We caught up with Graham Hutchinson for a brief interview as he steps down from leading the unity movement One Voice York. He shares his reflections on unity and leadership.
1. What’s been the most encouraging thing about leading the York Unity Movement – One Voice York?
Feeling sometimes that I’m a bystander or witness watching what God is doing. Gathering the leaders together and giving them an appetite for praying together. Simply put, the feeling that God is up to something and I’ve been watching it happen.
2. What’s the biggest challenge to building unity?
Always for those of us who are keen on the idea to guard our own hearts.
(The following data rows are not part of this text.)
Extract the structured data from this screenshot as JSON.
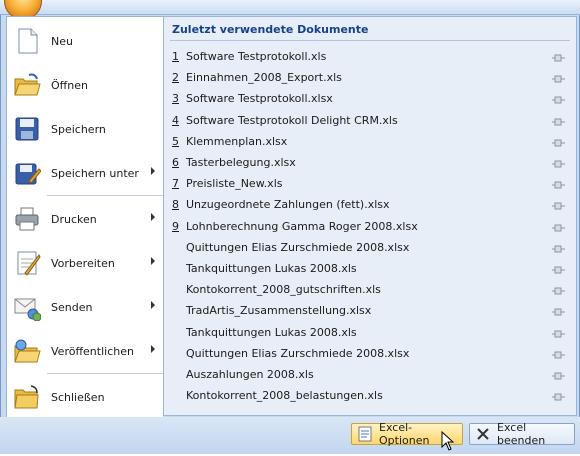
{
  "menu": {
    "items": [
      {
        "label": "Neu",
        "icon": "new-document-icon",
        "has_submenu": false
      },
      {
        "label": "Öffnen",
        "icon": "open-folder-icon",
        "has_submenu": false
      },
      {
        "label": "Speichern",
        "icon": "save-disk-icon",
        "has_submenu": false
      },
      {
        "label": "Speichern unter",
        "icon": "save-as-icon",
        "has_submenu": true
      },
      {
        "label": "Drucken",
        "icon": "printer-icon",
        "has_submenu": true
      },
      {
        "label": "Vorbereiten",
        "icon": "prepare-icon",
        "has_submenu": true
      },
      {
        "label": "Senden",
        "icon": "send-mail-icon",
        "has_submenu": true
      },
      {
        "label": "Veröffentlichen",
        "icon": "publish-folder-icon",
        "has_submenu": true
      },
      {
        "label": "Schließen",
        "icon": "close-folder-icon",
        "has_submenu": false
      }
    ]
  },
  "recent": {
    "header": "Zuletzt verwendete Dokumente",
    "documents": [
      {
        "num": "1",
        "name": "Software Testprotokoll.xls"
      },
      {
        "num": "2",
        "name": "Einnahmen_2008_Export.xls"
      },
      {
        "num": "3",
        "name": "Software Testprotokoll.xlsx"
      },
      {
        "num": "4",
        "name": "Software Testprotokoll Delight CRM.xls"
      },
      {
        "num": "5",
        "name": "Klemmenplan.xlsx"
      },
      {
        "num": "6",
        "name": "Tasterbelegung.xlsx"
      },
      {
        "num": "7",
        "name": "Preisliste_New.xls"
      },
      {
        "num": "8",
        "name": "Unzugeordnete Zahlungen (fett).xlsx"
      },
      {
        "num": "9",
        "name": "Lohnberechnung Gamma Roger 2008.xlsx"
      },
      {
        "num": "",
        "name": "Quittungen Elias Zurschmiede 2008.xlsx"
      },
      {
        "num": "",
        "name": "Tankquittungen Lukas 2008.xls"
      },
      {
        "num": "",
        "name": "Kontokorrent_2008_gutschriften.xls"
      },
      {
        "num": "",
        "name": "TradArtis_Zusammenstellung.xlsx"
      },
      {
        "num": "",
        "name": "Tankquittungen Lukas 2008.xls"
      },
      {
        "num": "",
        "name": "Quittungen Elias Zurschmiede 2008.xlsx"
      },
      {
        "num": "",
        "name": "Auszahlungen 2008.xls"
      },
      {
        "num": "",
        "name": "Kontokorrent_2008_belastungen.xls"
      }
    ]
  },
  "footer": {
    "options_label": "Excel-Optionen",
    "exit_label": "Excel beenden"
  }
}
It would be easy to take offense when we encounter those that don’t want to be part of the movement or who don’t get it. Sometimes they act in ways that seem cruel and hurtful.
3. What advice would you give someone starting this journey?
I’m not sure a person can decide to do it. A lot depends on whether others believe that you are placed in a particular strategic position. If it turns out that somebody finds themselves in that position, with others looking to them, all they can do is do their best and remember that it’s God’s work.
4. Where do you see things going in the future for York?
In York the unity movement, One Voice York, is in the process of change. It was a plan some years ago that I would resign this year and hand over to a successor. That process is in hand now. It will result in a change of working relationships as the center of gravity shifts within the group. I embrace change. I founded the prayer meeting nearly 20 years ago, it is time for the younger leaders to step forward.
5. How did you balance leading a church and a unity movement?
With care! I had to remember who paid my salary and keep things in balance. I knew that the church I served were pleased they were impacting the city through me as their representative. Time management is always a challenge but gathering weekly with other leaders of churches and Christian ministries to pay for the city (we began in the summer of 1999) has been something I judged as a priority for me, for the call I carried and for the church I have served.
6. Why is this unity movement thing important?
Because it is an historic phenomenon unique to our times. It is something that God is blowing along, which contradicts hundreds of years of church history. Followers of Christ are now accepting that they have differences but are laying them aside as they step up to the plate. They are acknowledging our familial relationship, within the body of Christ, in order to work together bringing the presence of Christ into a lost world.